THE Chinese Christian community is the fastest-growing section of the Church in the UK: 27 new congregations have been set up in the past two years to respond to the needs of people emigrating from Hong Kong, a study published this week finds.
A survey of the community revealed a 29-per-cent growth in the Chinese Church in just two years. Almost 115,000 Chinese Christians worshipping in 201 churches in the UK: an increase of more than 25,000 people.
Three-quarters of Chinese Christians worship in independent Evangelical Chinese churches, but those who have arrived most recently from Hong Kong are more likely to join non-Chinese-language churches, the study, by Dr Yinxuan Huang in conjunction with the Bible Society, discovered.
Up to 200,000 British National (Overseas) visa-holders are expected to settle in the UK by the end of this year, under the scheme offered by the Government in response to the Chinese government’s imposition of the national security law in Hong Kong.
Dr Huang said: “This is an exciting time for the Chinese Church in Britain. It is seeing a time of incredible growth, which is also a missional opportunity as others from within the Chinese community are drawn to the Church.
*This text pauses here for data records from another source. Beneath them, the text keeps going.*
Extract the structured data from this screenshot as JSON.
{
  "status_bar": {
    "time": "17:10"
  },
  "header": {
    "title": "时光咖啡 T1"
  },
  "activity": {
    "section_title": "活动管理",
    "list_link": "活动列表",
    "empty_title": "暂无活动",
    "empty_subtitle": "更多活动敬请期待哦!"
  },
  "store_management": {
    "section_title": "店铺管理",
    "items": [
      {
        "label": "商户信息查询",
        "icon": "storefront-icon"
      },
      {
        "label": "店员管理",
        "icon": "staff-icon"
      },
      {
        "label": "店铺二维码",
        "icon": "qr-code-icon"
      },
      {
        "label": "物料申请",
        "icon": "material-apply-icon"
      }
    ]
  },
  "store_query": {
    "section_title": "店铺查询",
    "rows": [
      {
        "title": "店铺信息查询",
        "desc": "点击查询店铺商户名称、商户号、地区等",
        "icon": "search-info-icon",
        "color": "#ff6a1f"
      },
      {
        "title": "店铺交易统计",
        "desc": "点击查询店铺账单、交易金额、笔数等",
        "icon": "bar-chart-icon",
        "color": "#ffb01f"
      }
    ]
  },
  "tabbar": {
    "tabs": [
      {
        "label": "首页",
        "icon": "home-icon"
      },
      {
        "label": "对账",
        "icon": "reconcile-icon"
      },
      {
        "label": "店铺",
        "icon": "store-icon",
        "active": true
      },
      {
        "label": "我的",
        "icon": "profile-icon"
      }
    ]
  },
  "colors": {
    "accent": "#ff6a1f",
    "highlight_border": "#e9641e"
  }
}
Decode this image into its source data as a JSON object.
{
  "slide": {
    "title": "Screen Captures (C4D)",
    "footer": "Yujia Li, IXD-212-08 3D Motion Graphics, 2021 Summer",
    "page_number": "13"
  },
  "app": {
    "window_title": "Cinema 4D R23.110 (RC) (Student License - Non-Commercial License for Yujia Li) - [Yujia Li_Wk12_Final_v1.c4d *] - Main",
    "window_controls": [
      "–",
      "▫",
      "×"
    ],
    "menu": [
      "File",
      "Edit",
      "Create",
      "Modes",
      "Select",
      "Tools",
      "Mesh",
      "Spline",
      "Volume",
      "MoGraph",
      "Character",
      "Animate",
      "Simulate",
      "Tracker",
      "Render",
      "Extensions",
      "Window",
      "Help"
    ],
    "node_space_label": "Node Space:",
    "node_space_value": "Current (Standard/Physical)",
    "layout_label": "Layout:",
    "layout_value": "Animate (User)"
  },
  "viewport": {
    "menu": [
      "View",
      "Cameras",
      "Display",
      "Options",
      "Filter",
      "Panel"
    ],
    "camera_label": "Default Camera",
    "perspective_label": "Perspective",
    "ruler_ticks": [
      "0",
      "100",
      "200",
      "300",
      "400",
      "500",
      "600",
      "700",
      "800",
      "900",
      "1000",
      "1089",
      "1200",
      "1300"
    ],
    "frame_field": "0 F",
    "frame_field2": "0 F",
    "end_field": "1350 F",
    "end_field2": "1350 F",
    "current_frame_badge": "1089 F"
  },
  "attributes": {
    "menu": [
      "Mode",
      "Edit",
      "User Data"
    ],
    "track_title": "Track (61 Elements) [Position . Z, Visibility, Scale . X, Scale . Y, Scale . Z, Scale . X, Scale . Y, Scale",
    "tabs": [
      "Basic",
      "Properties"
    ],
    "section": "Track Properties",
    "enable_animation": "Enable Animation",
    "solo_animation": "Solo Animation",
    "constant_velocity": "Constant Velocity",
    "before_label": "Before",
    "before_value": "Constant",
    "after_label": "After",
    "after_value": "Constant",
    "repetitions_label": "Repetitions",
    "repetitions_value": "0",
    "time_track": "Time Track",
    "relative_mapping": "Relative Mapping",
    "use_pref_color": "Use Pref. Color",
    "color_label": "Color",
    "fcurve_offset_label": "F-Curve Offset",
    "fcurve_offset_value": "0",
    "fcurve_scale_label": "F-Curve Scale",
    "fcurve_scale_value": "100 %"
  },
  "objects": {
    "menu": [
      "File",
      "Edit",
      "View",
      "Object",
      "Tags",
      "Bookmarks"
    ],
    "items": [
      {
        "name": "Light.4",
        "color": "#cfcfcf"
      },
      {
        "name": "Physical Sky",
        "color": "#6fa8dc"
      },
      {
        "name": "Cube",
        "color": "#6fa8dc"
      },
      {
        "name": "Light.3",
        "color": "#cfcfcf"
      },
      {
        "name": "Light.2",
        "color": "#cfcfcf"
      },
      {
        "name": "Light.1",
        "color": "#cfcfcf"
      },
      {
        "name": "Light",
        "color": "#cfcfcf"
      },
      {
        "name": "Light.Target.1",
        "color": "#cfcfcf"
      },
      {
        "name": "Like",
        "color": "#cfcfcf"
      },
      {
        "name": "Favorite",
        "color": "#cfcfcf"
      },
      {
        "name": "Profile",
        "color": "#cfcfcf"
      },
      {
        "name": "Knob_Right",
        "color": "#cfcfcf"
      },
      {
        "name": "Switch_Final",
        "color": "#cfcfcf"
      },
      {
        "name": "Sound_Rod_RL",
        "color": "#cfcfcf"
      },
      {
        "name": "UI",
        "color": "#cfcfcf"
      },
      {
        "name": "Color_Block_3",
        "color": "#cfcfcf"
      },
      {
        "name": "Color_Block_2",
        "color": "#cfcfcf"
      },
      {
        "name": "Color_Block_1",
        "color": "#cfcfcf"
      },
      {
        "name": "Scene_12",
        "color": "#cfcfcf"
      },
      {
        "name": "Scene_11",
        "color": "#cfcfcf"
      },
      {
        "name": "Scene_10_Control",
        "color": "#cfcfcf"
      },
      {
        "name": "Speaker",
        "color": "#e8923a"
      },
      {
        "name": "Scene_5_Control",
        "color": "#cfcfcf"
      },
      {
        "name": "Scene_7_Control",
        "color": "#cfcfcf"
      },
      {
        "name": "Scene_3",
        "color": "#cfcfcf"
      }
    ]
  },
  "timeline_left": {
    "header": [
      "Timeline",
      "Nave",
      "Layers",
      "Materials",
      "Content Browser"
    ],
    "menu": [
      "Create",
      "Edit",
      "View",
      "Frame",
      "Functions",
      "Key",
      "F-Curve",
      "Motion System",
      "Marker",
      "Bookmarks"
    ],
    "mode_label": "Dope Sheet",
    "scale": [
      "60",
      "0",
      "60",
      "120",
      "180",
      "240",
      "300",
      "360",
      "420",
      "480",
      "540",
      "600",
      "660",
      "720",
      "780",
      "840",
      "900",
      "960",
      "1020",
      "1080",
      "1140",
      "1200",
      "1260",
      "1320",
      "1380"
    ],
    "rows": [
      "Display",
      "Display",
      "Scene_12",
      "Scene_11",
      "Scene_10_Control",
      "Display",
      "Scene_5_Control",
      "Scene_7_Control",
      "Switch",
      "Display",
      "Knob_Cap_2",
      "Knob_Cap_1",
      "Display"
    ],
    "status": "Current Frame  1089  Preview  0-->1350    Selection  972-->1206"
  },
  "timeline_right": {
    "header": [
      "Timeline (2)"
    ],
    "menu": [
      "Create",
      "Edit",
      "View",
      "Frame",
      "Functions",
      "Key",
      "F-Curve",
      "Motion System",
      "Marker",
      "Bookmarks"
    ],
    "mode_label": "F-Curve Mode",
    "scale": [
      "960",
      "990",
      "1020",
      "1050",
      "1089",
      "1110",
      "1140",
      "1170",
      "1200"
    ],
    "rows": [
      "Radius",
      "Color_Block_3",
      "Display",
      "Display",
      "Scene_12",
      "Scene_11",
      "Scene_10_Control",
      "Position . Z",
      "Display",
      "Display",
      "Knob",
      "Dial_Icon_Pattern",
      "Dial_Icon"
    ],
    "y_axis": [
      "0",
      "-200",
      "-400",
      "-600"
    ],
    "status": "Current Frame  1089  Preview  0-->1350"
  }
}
“It is also a time when local English-speaking congregations can welcome people from Hong Kong to their services. There is a real opportunity for growth, but also learning from each other.”
The Manchester Alliance Centre, a Chinese church, has experienced six-fold growth: its 250-strong Cantonese-language congregation has grown to more than 1500.
Its pastor, the Revd Wai Chor Chiu, said: “When the UK Government welcomed Hong Kong people to move, it was quite exciting. The church is more than six times its original size.” Approximately 80 per cent of the congregation are from Hong Kong.
From being like a family, it had changed to be like “a big company”, he said, and the congregation was now split across multiple sites. “We welcome new friends; we will encourage them to join a Bible-study group first; then we will allocate them to difference fellowship or cell groups. We can preach the gospel back to the local people.” He said that the rapid growth had, however, been exhausting for church leaders.
The Revd Mark Nam, an Assistant Curate of Oldland and Longwell Green, in Bristol diocese, and founder of the Tea House, a national network of Chinese-heritage clergy in the Church of England (News, 20 August 2021), said that some Anglican churches had also welcomed large numbers of Hong Kong Christians; but there was a need for further investment to support them.
There has been significant growth in Church of England congregations in places such as Manchester, Liverpool, Birmingham, and Bristol. The congregation of B&A church, in Bristol, has grown by almost a half, and St Michael’s, Stoke Gifford, in north Bristol, has expanded similarly. But there has also been growth not just in traditional Anglican congregations, but in Fresh Expressions, such as the Hazelnut Community Farm (News, 22 September 23).
“Both the Methodist Church and the Baptist Church have hired people to take a lead on welcoming Hong Kong Christians,” Mr Nam said, “and I understand that the Methodist Church has experienced even more growth than the Anglican Church as a result. The Church of England could be more effective if it appointed a lead in this area. It would give greater confidence to Christians arriving from Hong Kong.”
The study also explored how Chinese Christians engage with the Bible, and its impact on their lives. It found that the majority of Chinese Christians consider Bible reading to be central to their faith and church experience, and more use a digital than a printed Bible.
One third of non-Christian Chinese people in Britain would be open to an invitation from a church, the study found.
It is the largest of its kind exploring Christianity in the Chinese Community in Europe. It was based on a survey of 1179 Chinese people in Britain from Christian and non-Christian backgrounds, and a series of interviews with Chinese Christians from 54 congregations.
The study concludes with a call for more resources for, and closer collaboration with, Chinese churches, to meet the demand caused by their rapid growth.
“As the Chinese Church grows, it faces challenges such as a lack of pastoral resources, a high demand for youth ministry, and the need for additional space to accommodate increasing numbers of attenders. Churches and Christian organisations in the wider British Christian community should actively respond to these concerns, developing strategies and mobilising resources to engage with this mission of God.
“Chinese Christian leaders, on the other hand, should also actively seek conversations and unity with other non-Chinese bodies of Christians.”